It's my fault she was addicted at birth.

CLICK THE VIDEO TO LISTEN TO ME TELL THE STORY

Coming out of the destruction of addiction the shames we try to dilute are still accumulated and left over after evaporation. I have a couple HUGE ones. One is my overdose with my son in the car. The other, well...
She made head lines. Page 5a
references my daughter here.

I looked at her helplessly, through the glass in the hallway at the ICU.  I watched the innocence of my daughter being shook by tremendous tremors, and IVs of methadone dripping into her as an effort to control the symptoms. Tubes were going into her throat to help her breathe, and a heat lamp radiating above her to keep her warm. I wanted to leave.

Carbonated emotions bubbled up from the gut of my stomach. Anger at first; "She lied to me. She said she was clean." As I stood there with my head hanging low in the vault of madness as I thought, "Well you weren't out of jail to guide her, it's your fault." The anger dissolved into sadness and the sadness to shame. Our addiction, lack of discipline, selfishness. Whatever it was, was now the cause of all her suffering.

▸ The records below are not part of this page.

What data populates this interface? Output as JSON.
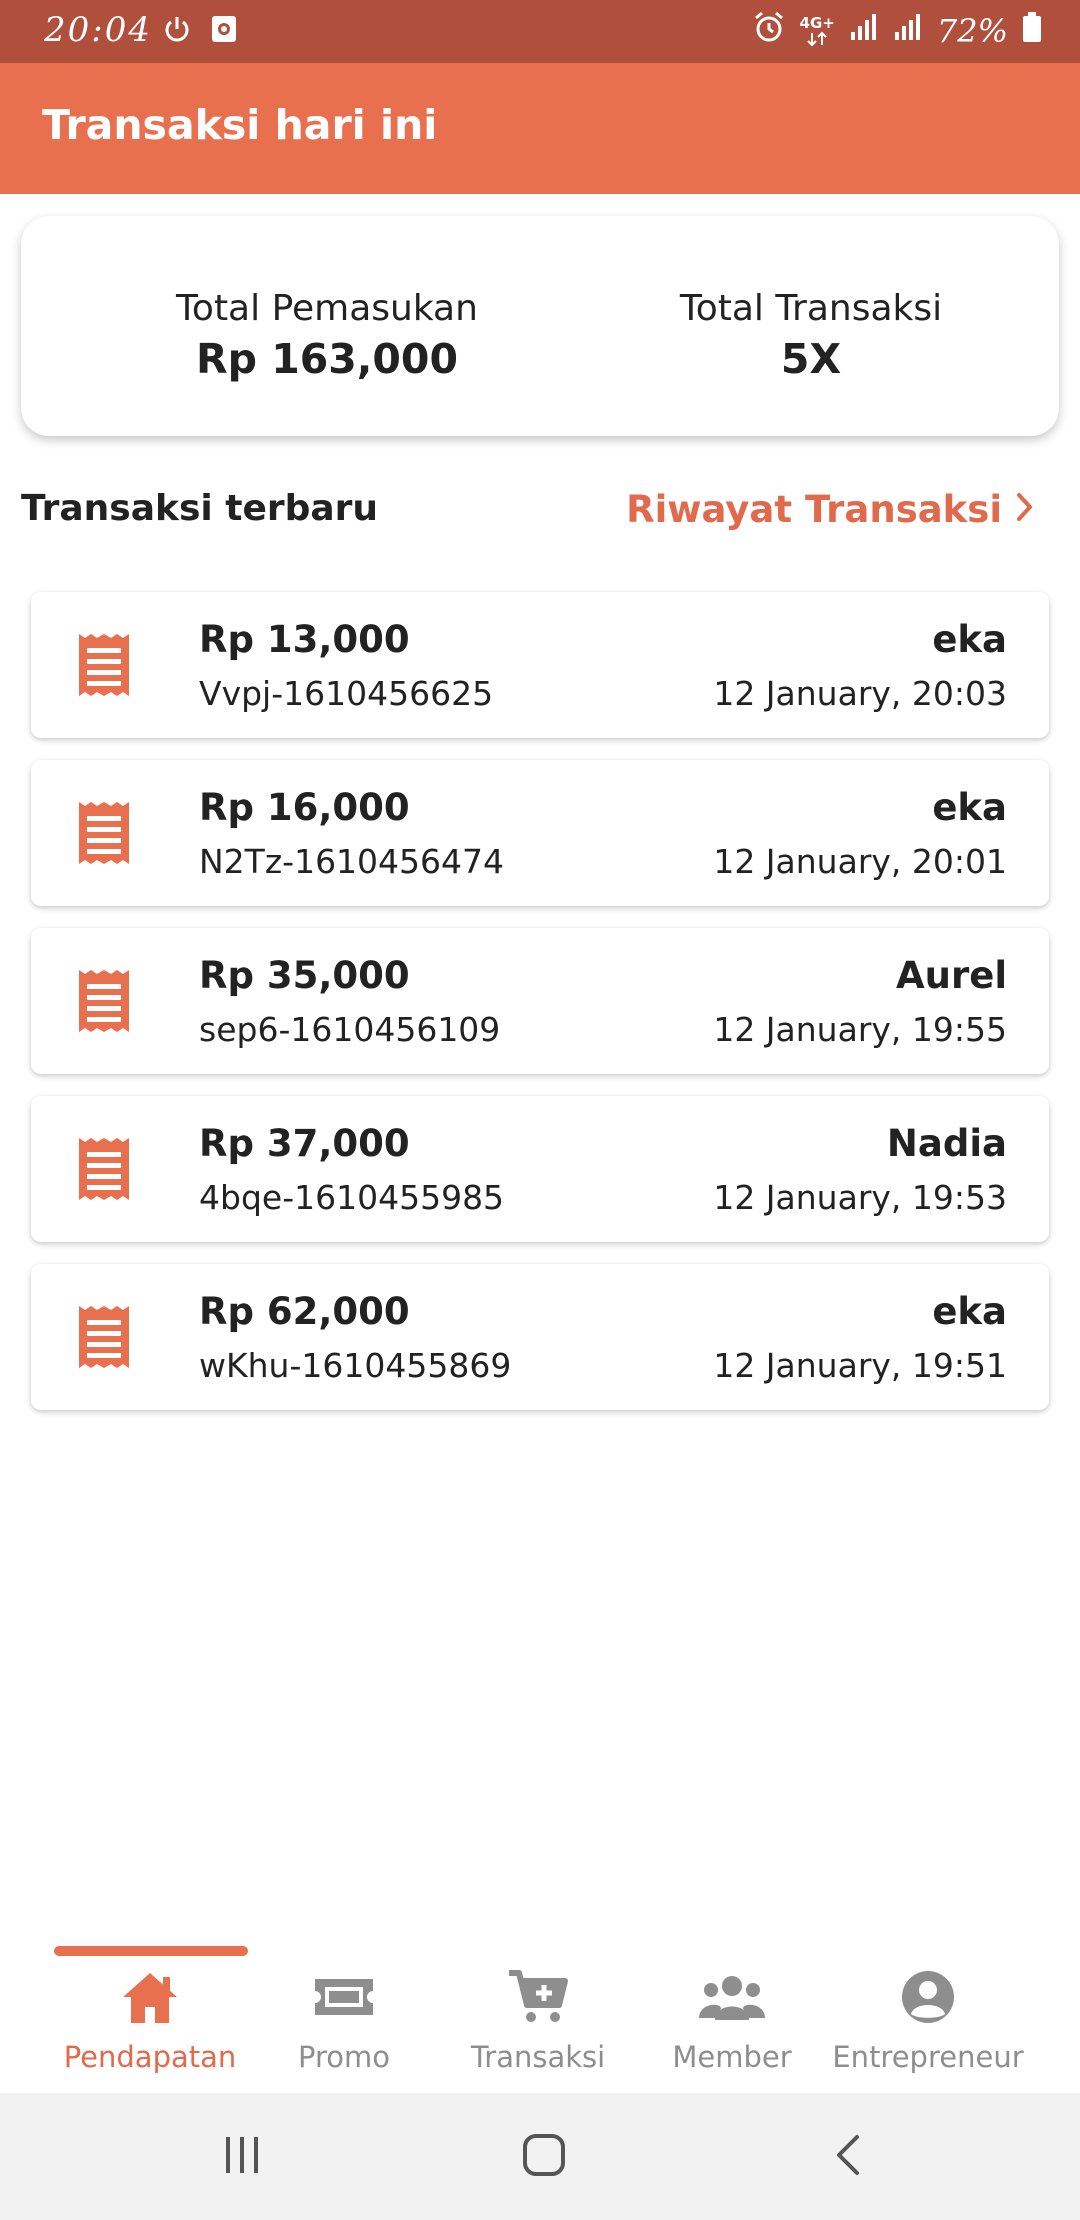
{
  "status_bar": {
    "time": "20:04",
    "network": "4G+",
    "battery": "72%",
    "icons": [
      "power-icon",
      "screen-record-icon",
      "alarm-icon",
      "network-icon",
      "signal-icon",
      "signal-icon",
      "battery-icon"
    ]
  },
  "app_bar": {
    "title": "Transaksi hari ini"
  },
  "summary": {
    "income_label": "Total Pemasukan",
    "income_value": "Rp 163,000",
    "count_label": "Total Transaksi",
    "count_value": "5X"
  },
  "section": {
    "title": "Transaksi terbaru",
    "history_link": "Riwayat Transaksi"
  },
  "transactions": [
    {
      "amount": "Rp 13,000",
      "code": "Vvpj-1610456625",
      "user": "eka",
      "time": "12 January, 20:03",
      "icon": "receipt-icon"
    },
    {
      "amount": "Rp 16,000",
      "code": "N2Tz-1610456474",
      "user": "eka",
      "time": "12 January, 20:01",
      "icon": "receipt-icon"
    },
    {
      "amount": "Rp 35,000",
      "code": "sep6-1610456109",
      "user": "Aurel",
      "time": "12 January, 19:55",
      "icon": "receipt-icon"
    },
    {
      "amount": "Rp 37,000",
      "code": "4bqe-1610455985",
      "user": "Nadia",
      "time": "12 January, 19:53",
      "icon": "receipt-icon"
    },
    {
      "amount": "Rp 62,000",
      "code": "wKhu-1610455869",
      "user": "eka",
      "time": "12 January, 19:51",
      "icon": "receipt-icon"
    }
  ],
  "bottom_nav": [
    {
      "label": "Pendapatan",
      "icon": "home-icon",
      "active": true
    },
    {
      "label": "Promo",
      "icon": "ticket-icon",
      "active": false
    },
    {
      "label": "Transaksi",
      "icon": "cart-add-icon",
      "active": false
    },
    {
      "label": "Member",
      "icon": "users-icon",
      "active": false
    },
    {
      "label": "Entrepreneur",
      "icon": "account-circle-icon",
      "active": false
    }
  ],
  "colors": {
    "status_bar": "#b0503c",
    "app_bar": "#e8704f",
    "accent": "#e06a4b",
    "inactive": "#8e8e8e"
  }
}
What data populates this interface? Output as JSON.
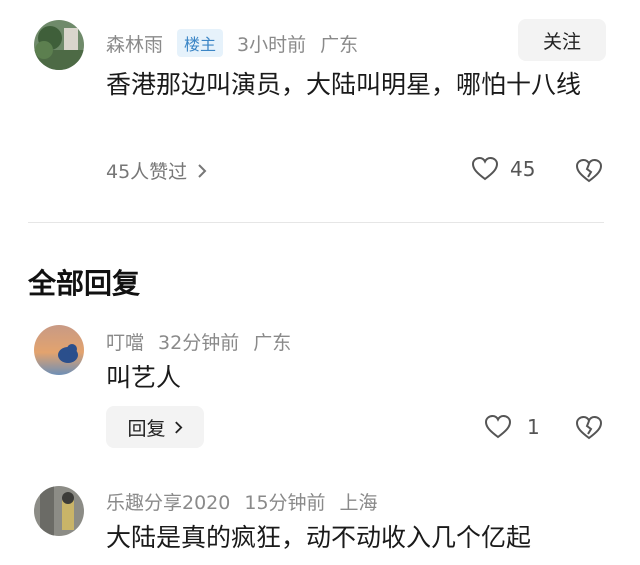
{
  "post": {
    "username": "森林雨",
    "badge": "楼主",
    "time": "3小时前",
    "location": "广东",
    "follow_label": "关注",
    "text": "香港那边叫演员，大陆叫明星，哪怕十八线",
    "liked_summary": "45人赞过",
    "like_count": "45"
  },
  "replies_section": {
    "title": "全部回复"
  },
  "replies": [
    {
      "username": "叮噹",
      "time": "32分钟前",
      "location": "广东",
      "text": "叫艺人",
      "reply_label": "回复",
      "like_count": "1"
    },
    {
      "username": "乐趣分享2020",
      "time": "15分钟前",
      "location": "上海",
      "text": "大陆是真的疯狂，动不动收入几个亿起"
    }
  ],
  "icons": {
    "like": "heart-outline-icon",
    "dislike": "broken-heart-icon",
    "chevron": "chevron-right-icon"
  }
}
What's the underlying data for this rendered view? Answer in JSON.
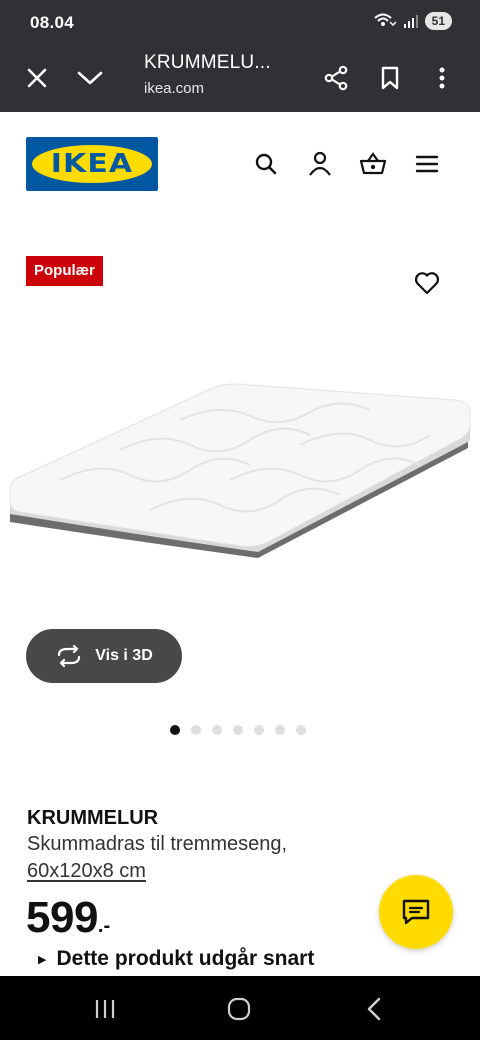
{
  "status_bar": {
    "time": "08.04",
    "battery": "51",
    "icons": [
      "wifi-calling-icon",
      "signal-icon",
      "battery-icon"
    ]
  },
  "browser": {
    "title": "KRUMMELU...",
    "url": "ikea.com",
    "icons": [
      "close-icon",
      "chevron-down-icon",
      "share-icon",
      "bookmark-icon",
      "more-vert-icon"
    ]
  },
  "header": {
    "logo_text": "IKEA",
    "icons": [
      "search-icon",
      "profile-icon",
      "basket-icon",
      "menu-icon"
    ]
  },
  "product": {
    "badge": "Populær",
    "view_3d_label": "Vis i 3D",
    "gallery_count": 7,
    "gallery_active": 0,
    "name": "KRUMMELUR",
    "description": "Skummadras til tremmeseng,",
    "size": "60x120x8 cm",
    "price": "599",
    "price_suffix": ".-",
    "notice": "Dette produkt udgår snart"
  },
  "colors": {
    "ikea_blue": "#0058a3",
    "ikea_yellow": "#ffdb00",
    "badge_red": "#cc0008",
    "bar_dark": "#303134"
  }
}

I walked back to the hospital room where my wife was. I don’t remember what I said to her, if I said anything at all. I do remember what happened next though. I found her keys. One of those obnoxiously big key sets that look more like a shower loofah. On one of the many key chains was a pill container. One of those waterproof ones, you know, the silver and cylindrical ones. Inside in a little piece of plastic was a bag of black tar heroin.

Now I didn’t have a needle, but I was in a hospital. I knew I could find one. I searched with laser focus like a man possessed. Was this pain predetermined? My patterns of living were dictating where I was going. I found the end of my search and injected my future into my vein. How irrational was I to think I was fit to be daddy of my daughter. I couldn’t take care of myself let alone another human being. I was in no way a father. This shame became crippling.




A paraplegic in death I was; however in life, today, am I allowed to make her proud? One day she might want to see her daddy. Ha. I fathered her yes, but daddy, I forfeited that responsibility. All I can do now is to prepare. One day if she discovers who she was conceived from, she will not be ashamed of my blood living in her veins. Is it vain of me to want to be everything I was created to be? To still, in the future, to maybe, be the person she may need me to be? I don’t know where my life is going or what the future holds, but I do know that with God there is peace in knowing there is a plan. Peace is in the end.

I believe we have a Celestial gift for guidance to the higher levels of life. This gift is shame. Since I've become more sensitive to it it's grasp I really do get bad taste in my mouth.

When moving through the stages of my addiction I was protected by ego. Even the things I knew were wrong I could rationalize to be okay. I thought that it was part of the divine design for my life that my first born daughter was adopted by a wonderful family. A loving Pastor and his wife. Not only do they exemplify love for each other, but all of humanity. He started a church in Africa. God was protecting her. He didn't plan for her to be born that way.   

Lesson Learned: It's better to look our shame in the face than to hide it to save face and to use it for our guidance through repentance.  

The BA2L is real,
Be addicted to life,
Eric






Comments

Popular posts from this blog

How to be remembered.

The Mayhem on Memorial Day

The Transition Handbook Pt. 1